### Required work:
Say how many lines below contain the word "avatar". The number is the entire reply.

### Dataset rows describing interfaces:
┌────────

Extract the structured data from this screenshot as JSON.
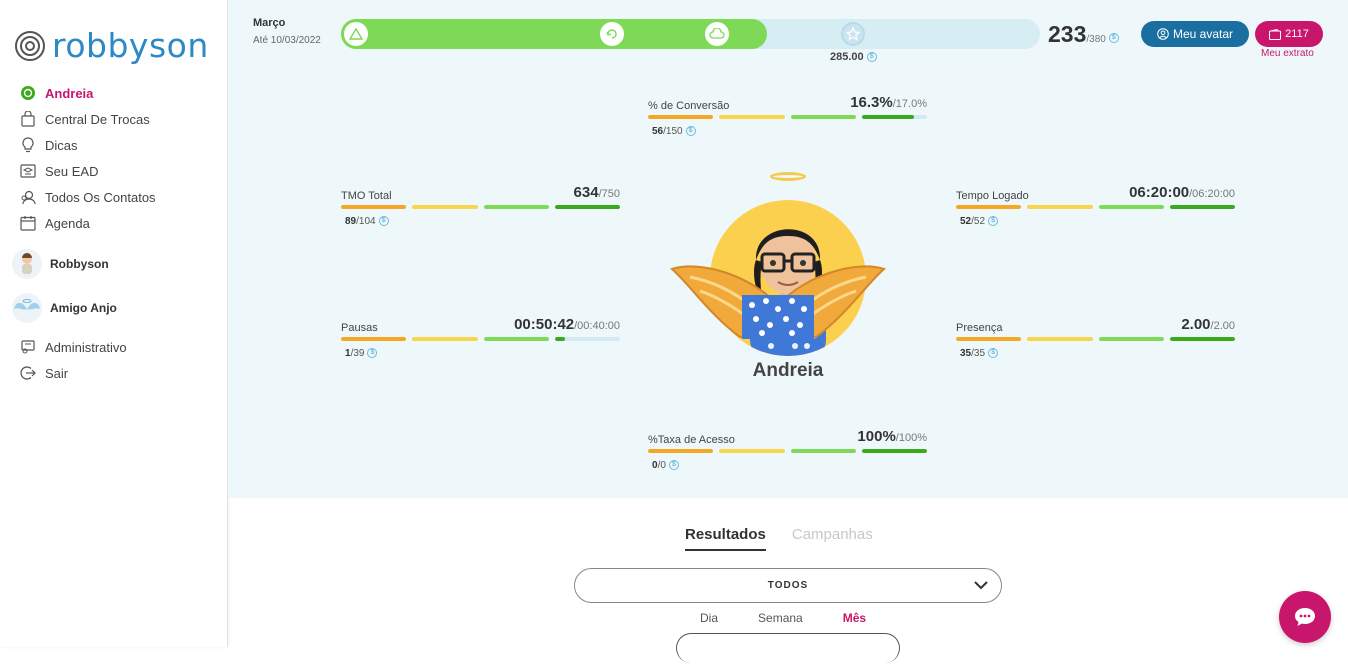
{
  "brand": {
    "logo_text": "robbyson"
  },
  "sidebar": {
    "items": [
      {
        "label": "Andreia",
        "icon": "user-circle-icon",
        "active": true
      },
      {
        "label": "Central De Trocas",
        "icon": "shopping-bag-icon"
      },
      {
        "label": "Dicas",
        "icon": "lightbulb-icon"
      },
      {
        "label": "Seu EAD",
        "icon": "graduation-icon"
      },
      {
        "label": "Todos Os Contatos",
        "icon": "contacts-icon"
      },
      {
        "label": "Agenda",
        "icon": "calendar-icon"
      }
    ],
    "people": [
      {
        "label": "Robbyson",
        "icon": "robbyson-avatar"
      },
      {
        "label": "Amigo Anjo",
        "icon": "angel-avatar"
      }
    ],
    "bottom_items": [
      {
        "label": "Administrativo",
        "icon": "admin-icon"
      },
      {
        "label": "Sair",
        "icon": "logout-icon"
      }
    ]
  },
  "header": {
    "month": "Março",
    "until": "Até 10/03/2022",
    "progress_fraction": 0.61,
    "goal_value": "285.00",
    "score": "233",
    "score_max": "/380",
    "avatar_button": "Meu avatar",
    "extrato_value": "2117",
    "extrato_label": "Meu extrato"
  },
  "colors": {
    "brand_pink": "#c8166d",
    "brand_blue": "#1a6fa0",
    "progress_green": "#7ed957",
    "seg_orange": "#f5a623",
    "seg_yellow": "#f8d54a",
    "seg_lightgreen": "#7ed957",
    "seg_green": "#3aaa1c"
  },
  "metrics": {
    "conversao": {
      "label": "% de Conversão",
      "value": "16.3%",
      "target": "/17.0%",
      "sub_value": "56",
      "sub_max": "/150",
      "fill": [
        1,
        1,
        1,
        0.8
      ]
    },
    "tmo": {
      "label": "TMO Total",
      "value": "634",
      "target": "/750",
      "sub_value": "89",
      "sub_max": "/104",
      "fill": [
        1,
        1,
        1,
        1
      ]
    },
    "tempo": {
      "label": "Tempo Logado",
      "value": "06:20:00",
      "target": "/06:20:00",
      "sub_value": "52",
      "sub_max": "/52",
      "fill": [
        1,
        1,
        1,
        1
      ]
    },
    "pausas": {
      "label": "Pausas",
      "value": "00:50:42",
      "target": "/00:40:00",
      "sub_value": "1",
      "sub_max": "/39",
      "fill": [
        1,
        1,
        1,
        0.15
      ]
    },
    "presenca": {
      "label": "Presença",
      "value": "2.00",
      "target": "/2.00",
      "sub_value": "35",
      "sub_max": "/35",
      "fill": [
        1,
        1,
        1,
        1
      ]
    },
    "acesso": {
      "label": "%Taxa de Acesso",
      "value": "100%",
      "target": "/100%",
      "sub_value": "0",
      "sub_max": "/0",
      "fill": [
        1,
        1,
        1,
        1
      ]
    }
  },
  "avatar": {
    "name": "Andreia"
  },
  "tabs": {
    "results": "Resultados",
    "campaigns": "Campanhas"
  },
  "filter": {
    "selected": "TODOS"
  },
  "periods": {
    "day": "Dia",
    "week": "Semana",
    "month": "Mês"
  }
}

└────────
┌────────

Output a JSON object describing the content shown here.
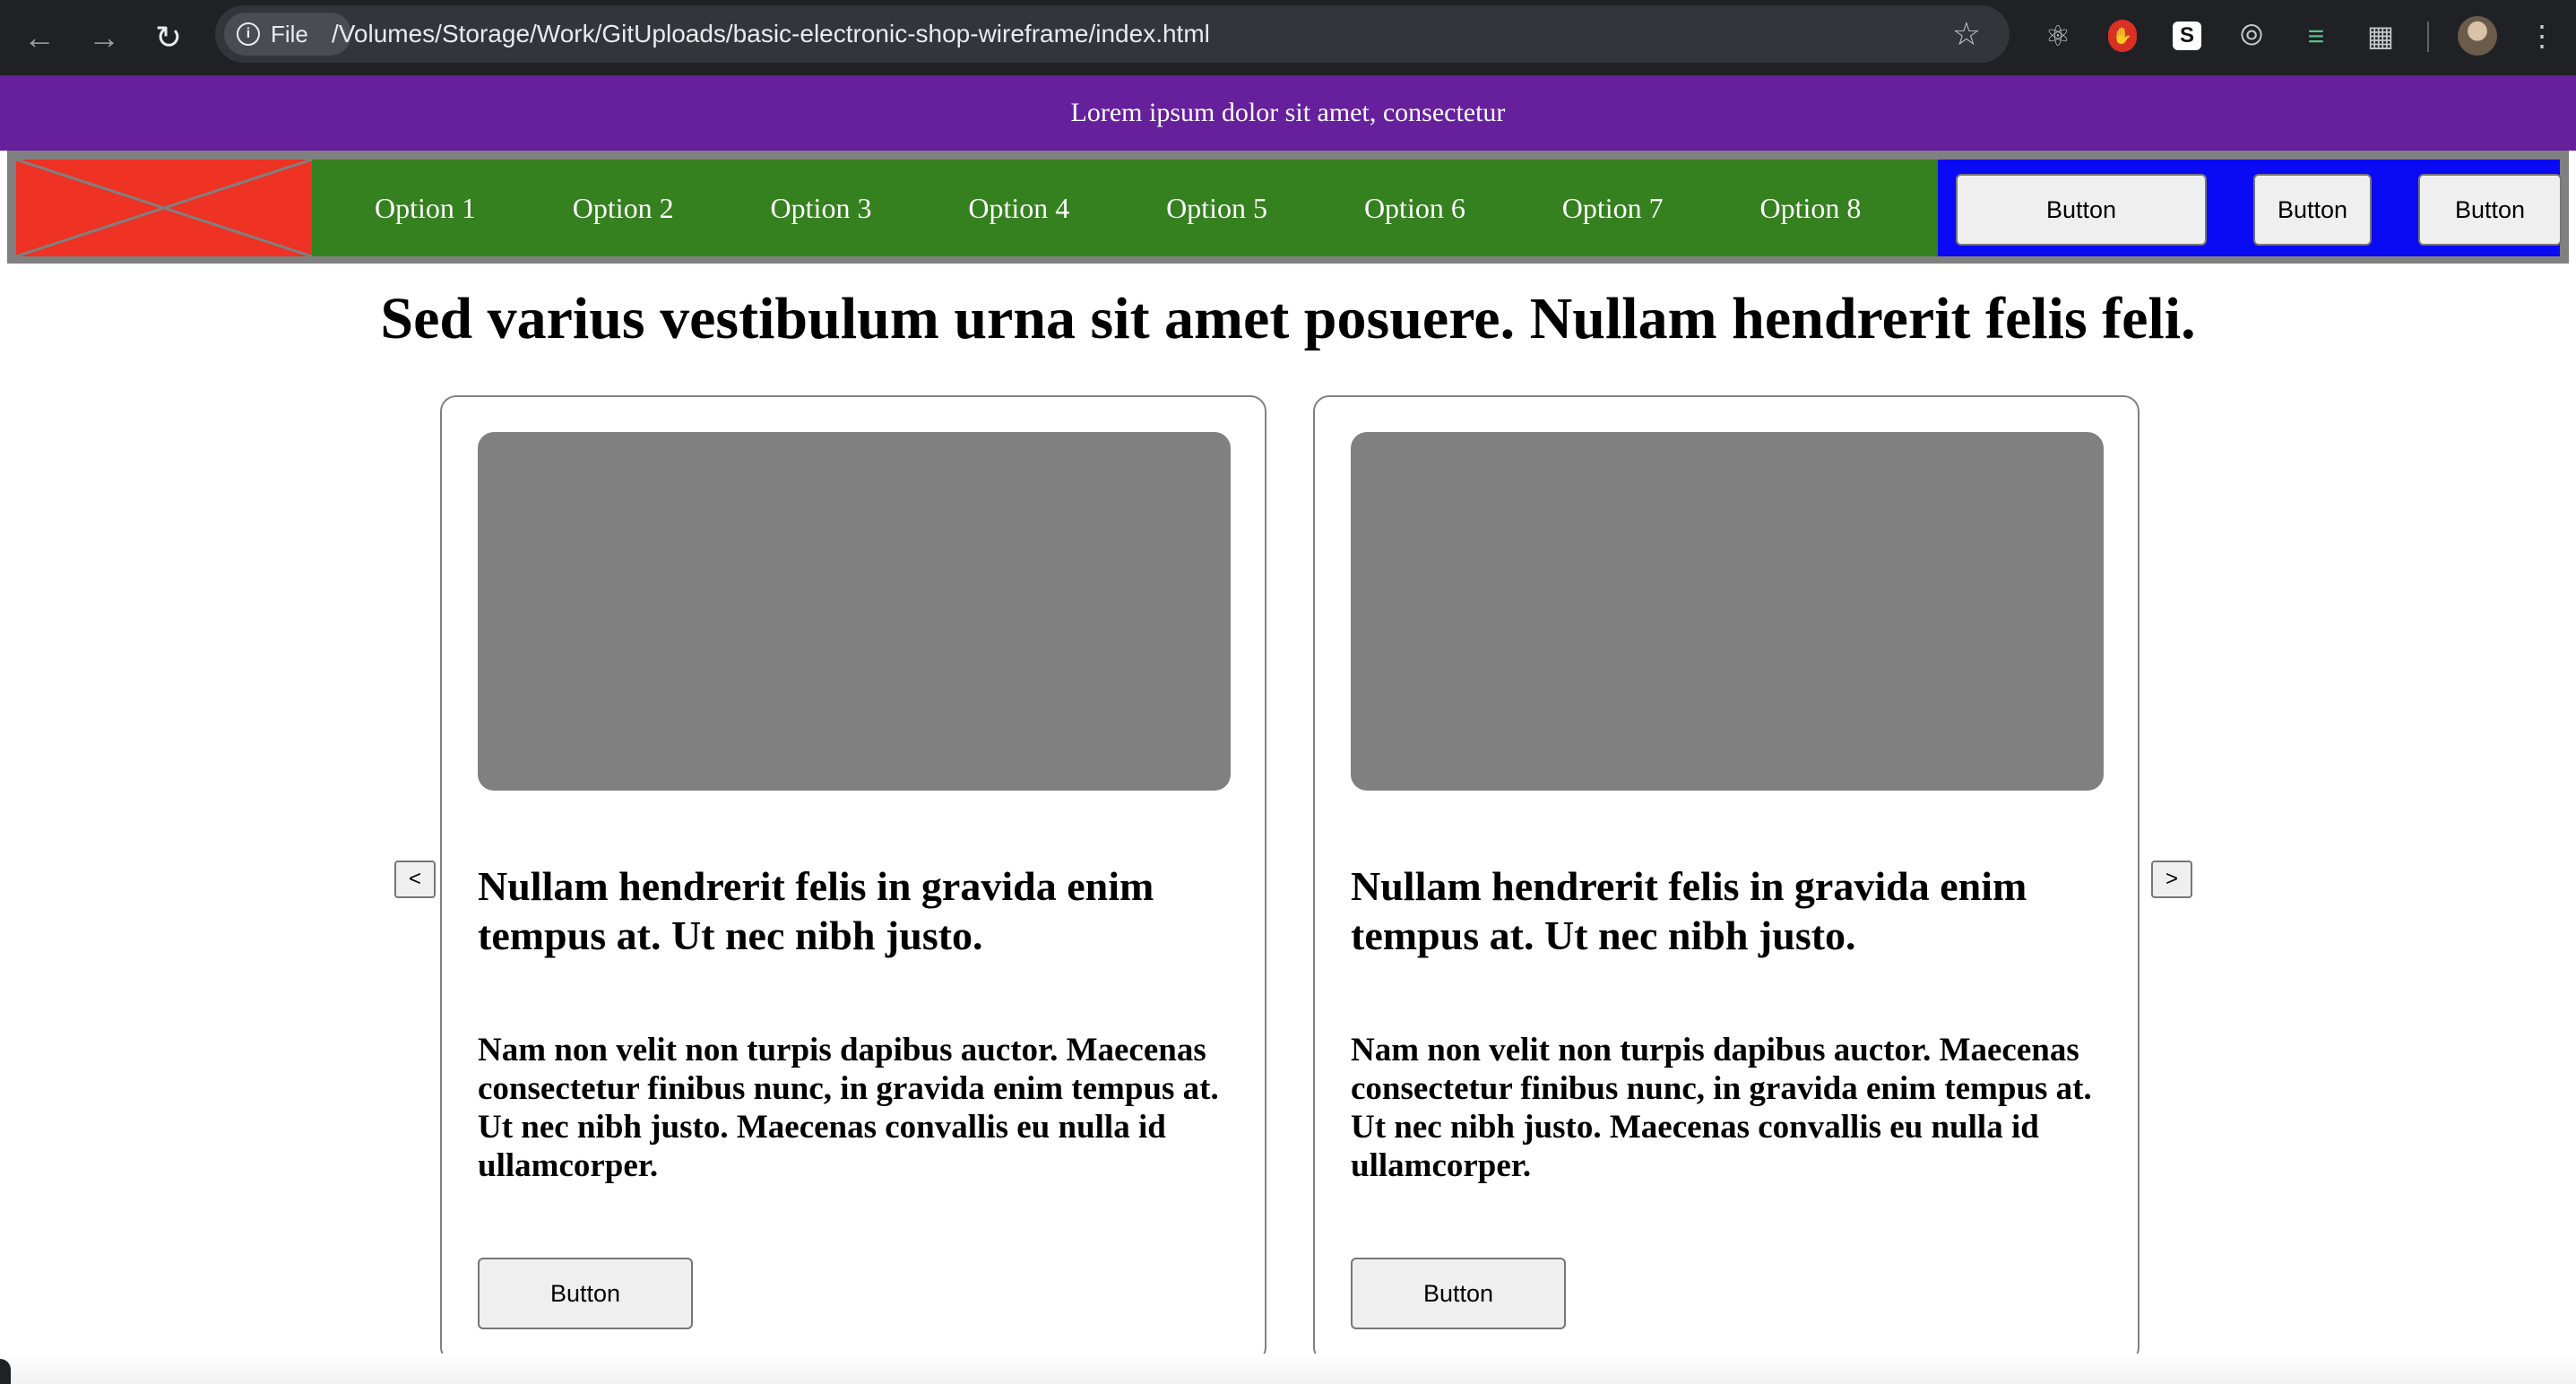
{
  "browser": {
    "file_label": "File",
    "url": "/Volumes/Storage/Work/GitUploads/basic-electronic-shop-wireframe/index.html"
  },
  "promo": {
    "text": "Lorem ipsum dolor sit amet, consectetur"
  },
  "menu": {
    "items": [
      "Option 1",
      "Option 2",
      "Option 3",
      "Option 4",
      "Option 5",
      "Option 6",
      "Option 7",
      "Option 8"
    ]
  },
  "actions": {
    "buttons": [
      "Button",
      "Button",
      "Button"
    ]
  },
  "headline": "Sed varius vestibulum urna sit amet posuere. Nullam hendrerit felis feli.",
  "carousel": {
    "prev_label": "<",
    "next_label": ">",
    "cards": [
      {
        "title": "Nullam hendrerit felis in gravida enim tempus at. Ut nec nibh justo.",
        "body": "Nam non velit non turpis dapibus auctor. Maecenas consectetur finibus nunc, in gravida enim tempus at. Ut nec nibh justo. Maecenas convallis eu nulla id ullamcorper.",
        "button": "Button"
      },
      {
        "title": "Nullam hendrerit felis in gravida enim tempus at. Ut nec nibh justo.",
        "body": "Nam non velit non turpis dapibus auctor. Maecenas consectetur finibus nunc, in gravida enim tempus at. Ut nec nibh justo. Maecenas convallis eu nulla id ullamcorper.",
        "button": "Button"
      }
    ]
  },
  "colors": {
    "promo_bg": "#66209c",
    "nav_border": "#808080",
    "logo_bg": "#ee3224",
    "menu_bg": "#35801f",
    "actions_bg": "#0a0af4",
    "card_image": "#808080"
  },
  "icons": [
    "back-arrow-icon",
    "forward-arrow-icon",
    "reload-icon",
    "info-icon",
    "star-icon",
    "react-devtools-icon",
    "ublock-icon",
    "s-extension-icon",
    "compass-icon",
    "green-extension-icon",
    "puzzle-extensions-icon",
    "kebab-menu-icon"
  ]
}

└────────

### Answer to this exercise:
4